[Web page and app entries]
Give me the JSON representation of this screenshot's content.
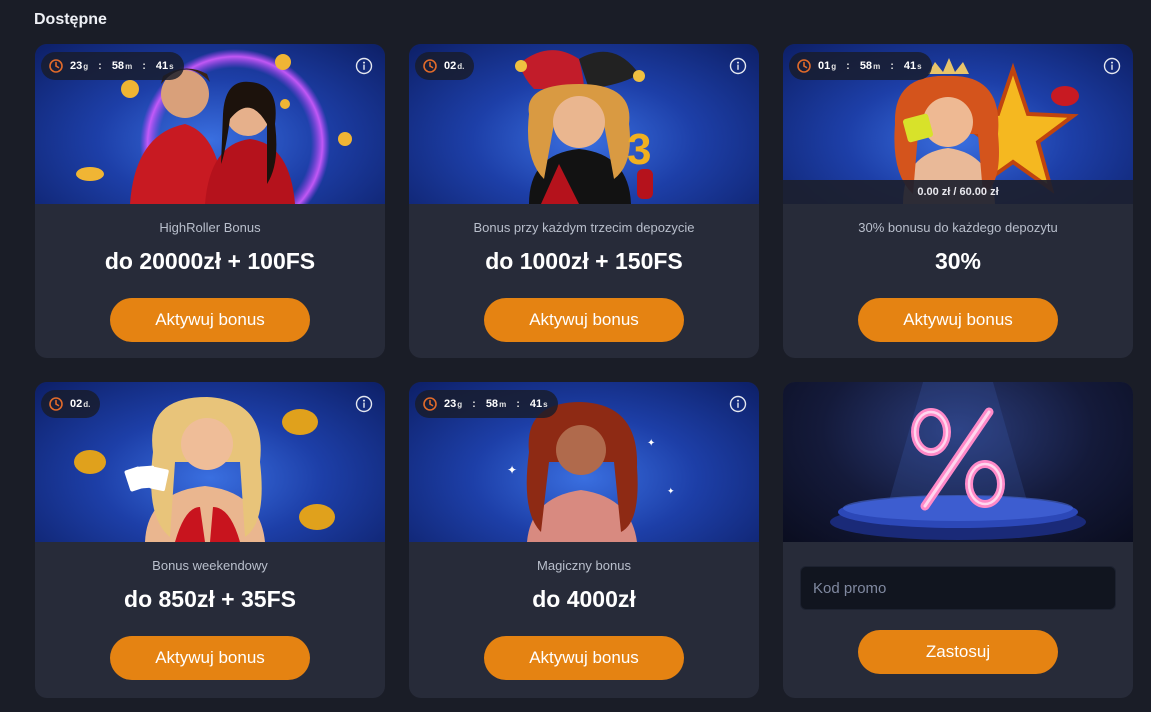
{
  "section_title": "Dostępne",
  "cards": [
    {
      "timer": [
        {
          "value": "23",
          "unit": "g"
        },
        {
          "value": "58",
          "unit": "m"
        },
        {
          "value": "41",
          "unit": "s"
        }
      ],
      "subtitle": "HighRoller Bonus",
      "amount": "do 20000zł + 100FS",
      "button": "Aktywuj bonus"
    },
    {
      "timer": [
        {
          "value": "02",
          "unit": "d."
        }
      ],
      "subtitle": "Bonus przy każdym trzecim depozycie",
      "amount": "do 1000zł + 150FS",
      "button": "Aktywuj bonus"
    },
    {
      "timer": [
        {
          "value": "01",
          "unit": "g"
        },
        {
          "value": "58",
          "unit": "m"
        },
        {
          "value": "41",
          "unit": "s"
        }
      ],
      "progress": "0.00 zł / 60.00 zł",
      "subtitle": "30% bonusu do każdego depozytu",
      "amount": "30%",
      "button": "Aktywuj bonus"
    },
    {
      "timer": [
        {
          "value": "02",
          "unit": "d."
        }
      ],
      "subtitle": "Bonus weekendowy",
      "amount": "do 850zł + 35FS",
      "button": "Aktywuj bonus"
    },
    {
      "timer": [
        {
          "value": "23",
          "unit": "g"
        },
        {
          "value": "58",
          "unit": "m"
        },
        {
          "value": "41",
          "unit": "s"
        }
      ],
      "subtitle": "Magiczny bonus",
      "amount": "do 4000zł",
      "button": "Aktywuj bonus"
    }
  ],
  "promo": {
    "placeholder": "Kod promo",
    "button": "Zastosuj"
  },
  "colors": {
    "background": "#1a1d27",
    "card": "#272b39",
    "accent": "#e58312",
    "input": "#11151f"
  },
  "icons": [
    "clock-icon",
    "info-icon",
    "percent-icon"
  ]
}
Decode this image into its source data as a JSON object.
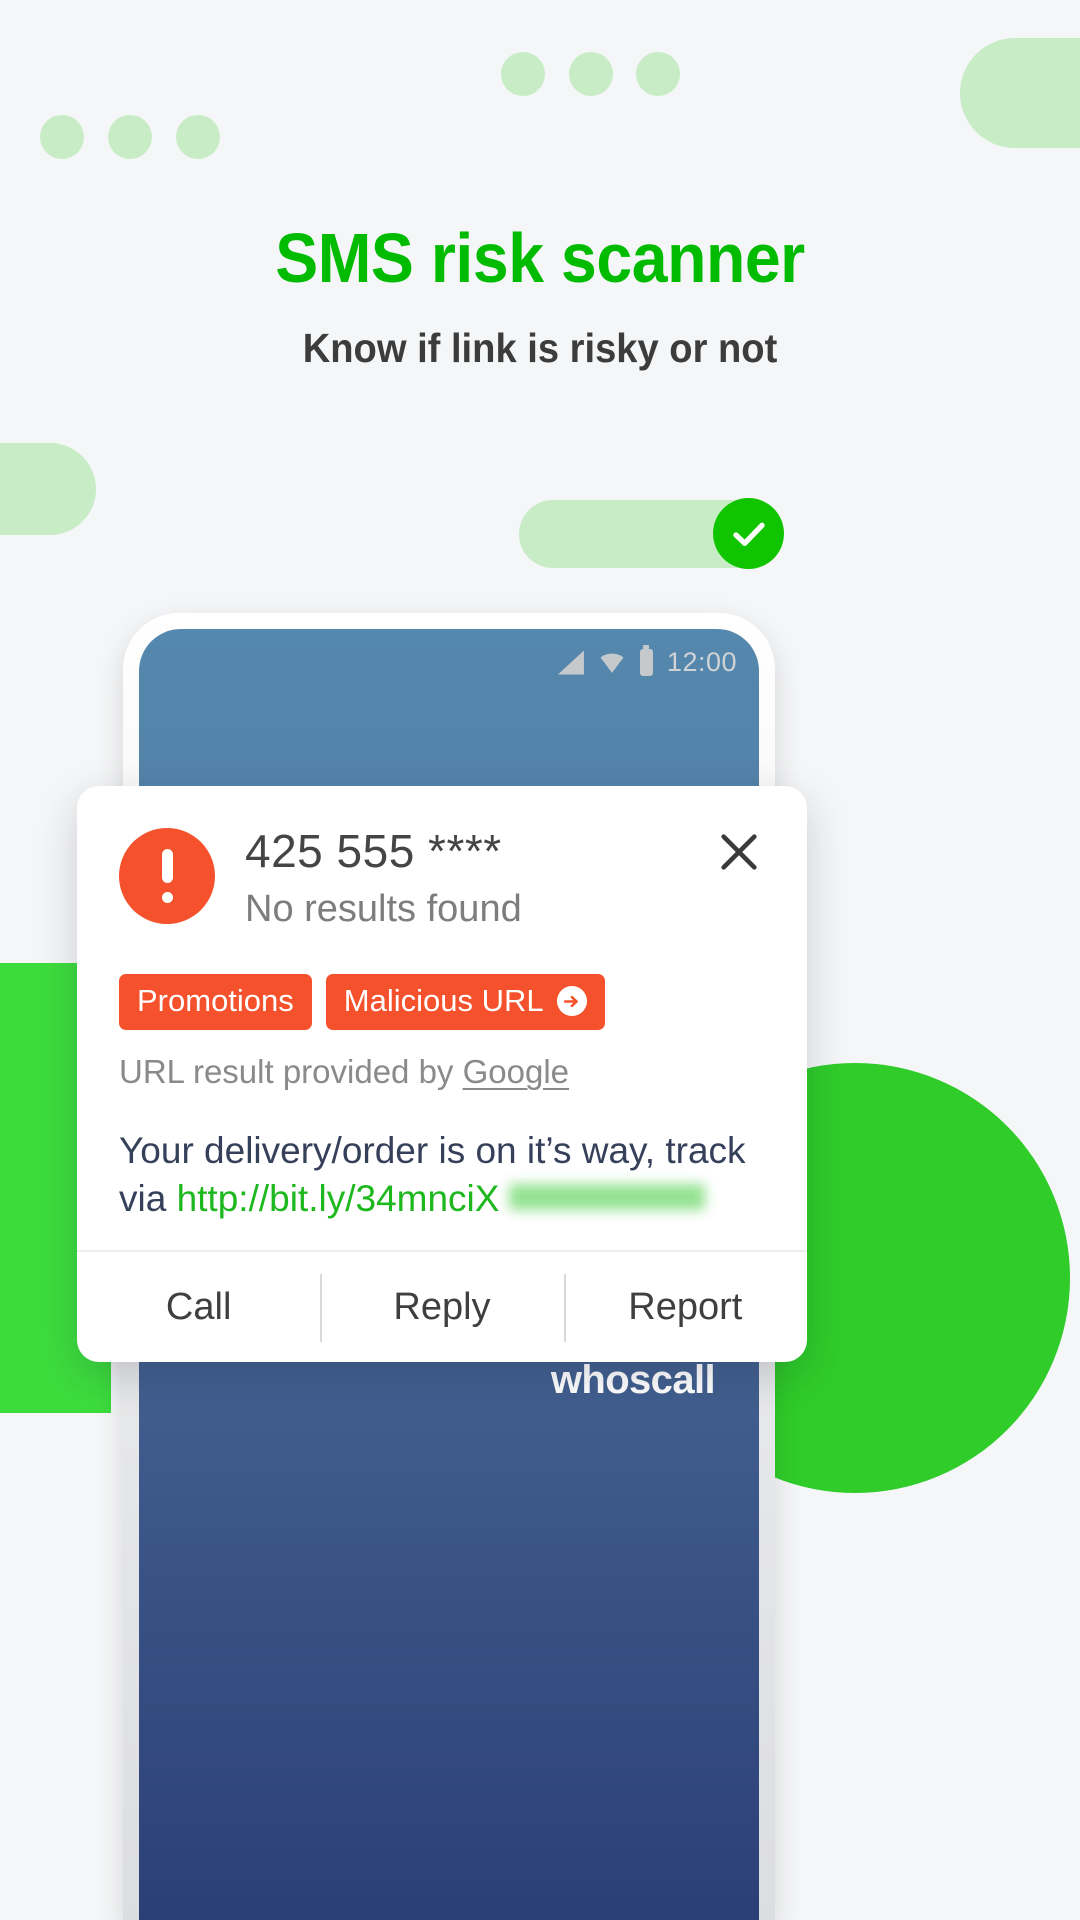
{
  "hero": {
    "headline": "SMS risk scanner",
    "subhead": "Know if link is risky or not",
    "headline_color": "#00bb00",
    "subhead_color": "#3c3c3c",
    "background_color": "#f5f6f7",
    "accent_green": "#3ddc3d",
    "pale_green": "#c8ecc6"
  },
  "phone": {
    "status_bar": {
      "time": "12:00",
      "icons": [
        "signal-icon",
        "wifi-icon",
        "battery-icon"
      ]
    },
    "brand": "whoscall"
  },
  "card": {
    "warning_icon": "exclamation-icon",
    "warning_color": "#f4512c",
    "phone_number": "425 555 ****",
    "result_status": "No results found",
    "close_icon": "close-icon",
    "tags": [
      {
        "label": "Promotions",
        "has_arrow": false
      },
      {
        "label": "Malicious URL",
        "has_arrow": true,
        "arrow_icon": "arrow-right-circle-icon"
      }
    ],
    "attribution_prefix": "URL result provided by ",
    "attribution_source": "Google",
    "sms_text": "Your delivery/order is on it’s way, track via ",
    "sms_link": "http://bit.ly/34mnciX",
    "sms_link_color": "#1db81d",
    "actions": [
      {
        "label": "Call"
      },
      {
        "label": "Reply"
      },
      {
        "label": "Report"
      }
    ]
  }
}
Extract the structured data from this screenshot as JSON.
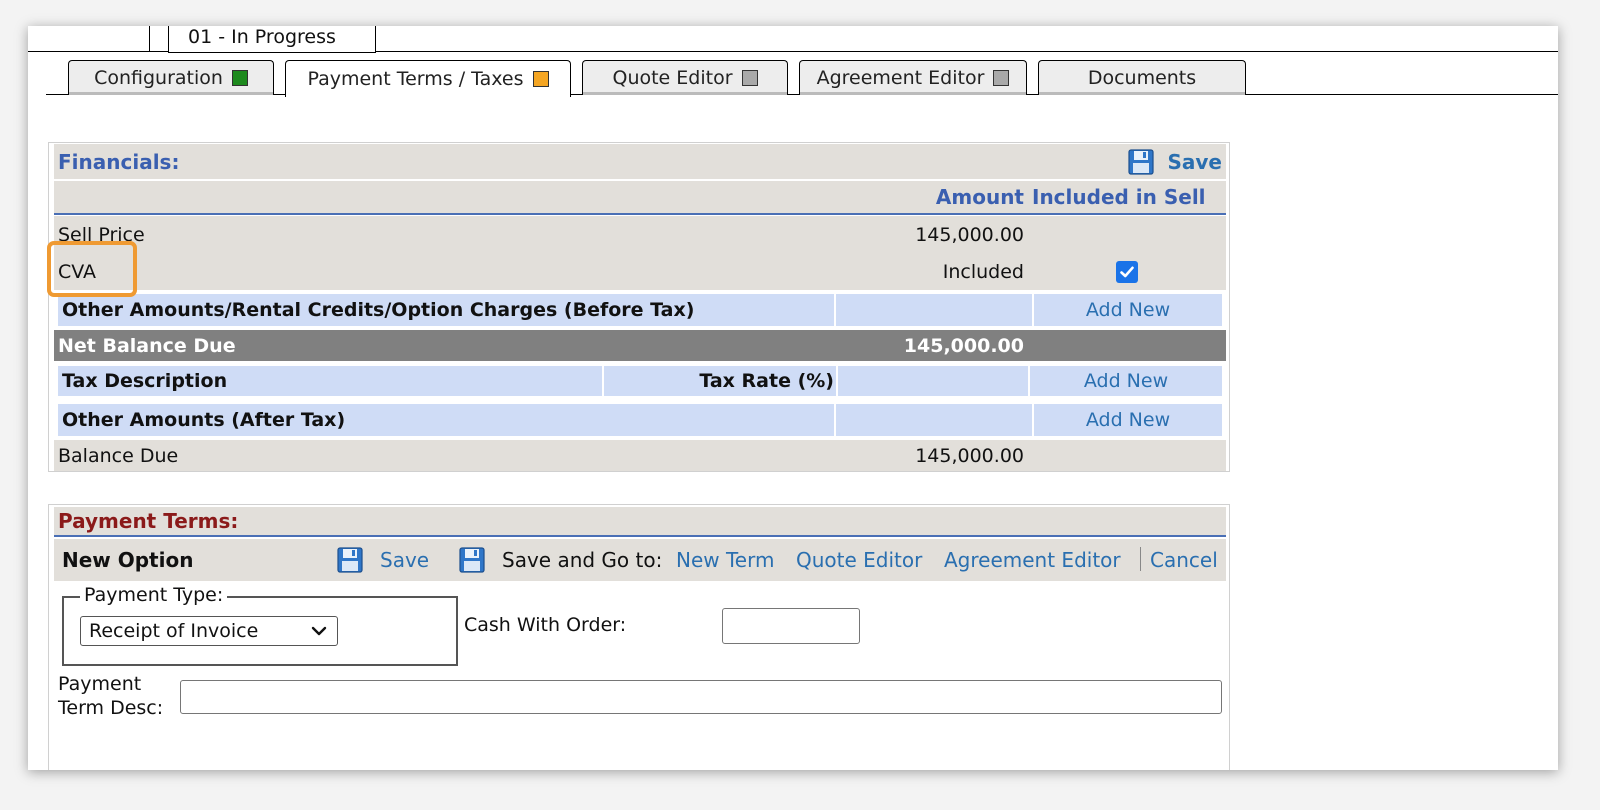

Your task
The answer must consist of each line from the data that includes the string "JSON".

Solution to this task
Give me the JSON representation of this screenshot's content.
Decode this image into its source data as a JSON object.
Extract the structured data from this screenshot as JSON.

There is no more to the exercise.